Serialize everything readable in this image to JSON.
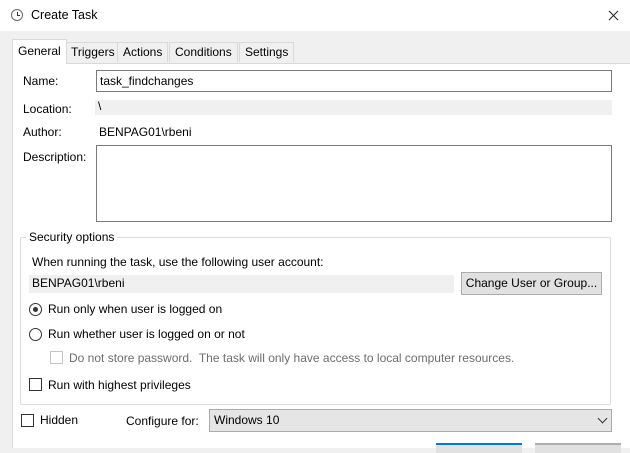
{
  "window": {
    "title": "Create Task"
  },
  "tabs": [
    {
      "label": "General"
    },
    {
      "label": "Triggers"
    },
    {
      "label": "Actions"
    },
    {
      "label": "Conditions"
    },
    {
      "label": "Settings"
    }
  ],
  "general": {
    "name_label": "Name:",
    "name_value": "task_findchanges",
    "location_label": "Location:",
    "location_value": "\\",
    "author_label": "Author:",
    "author_value": "BENPAG01\\rbeni",
    "description_label": "Description:",
    "description_value": ""
  },
  "security": {
    "title": "Security options",
    "account_prompt": "When running the task, use the following user account:",
    "account_value": "BENPAG01\\rbeni",
    "change_button": "Change User or Group...",
    "radio_logged_on": "Run only when user is logged on",
    "radio_logged_on_selected": true,
    "radio_whether": "Run whether user is logged on or not",
    "no_store_password": "Do not store password.  The task will only have access to local computer resources.",
    "highest_privileges": "Run with highest privileges"
  },
  "footer": {
    "hidden_label": "Hidden",
    "configure_label": "Configure for:",
    "configure_value": "Windows 10"
  }
}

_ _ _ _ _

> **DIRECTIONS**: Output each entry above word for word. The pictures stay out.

> **YOUR SOLUTION**:
Serialize everything readable in this image to JSON.
{
  "window": {
    "title": "Create Task"
  },
  "tabs": [
    {
      "label": "General"
    },
    {
      "label": "Triggers"
    },
    {
      "label": "Actions"
    },
    {
      "label": "Conditions"
    },
    {
      "label": "Settings"
    }
  ],
  "general": {
    "name_label": "Name:",
    "name_value": "task_findchanges",
    "location_label": "Location:",
    "location_value": "\\",
    "author_label": "Author:",
    "author_value": "BENPAG01\\rbeni",
    "description_label": "Description:",
    "description_value": ""
  },
  "security": {
    "title": "Security options",
    "account_prompt": "When running the task, use the following user account:",
    "account_value": "BENPAG01\\rbeni",
    "change_button": "Change User or Group...",
    "radio_logged_on": "Run only when user is logged on",
    "radio_logged_on_selected": true,
    "radio_whether": "Run whether user is logged on or not",
    "no_store_password": "Do not store password.  The task will only have access to local computer resources.",
    "highest_privileges": "Run with highest privileges"
  },
  "footer": {
    "hidden_label": "Hidden",
    "configure_label": "Configure for:",
    "configure_value": "Windows 10"
  }
}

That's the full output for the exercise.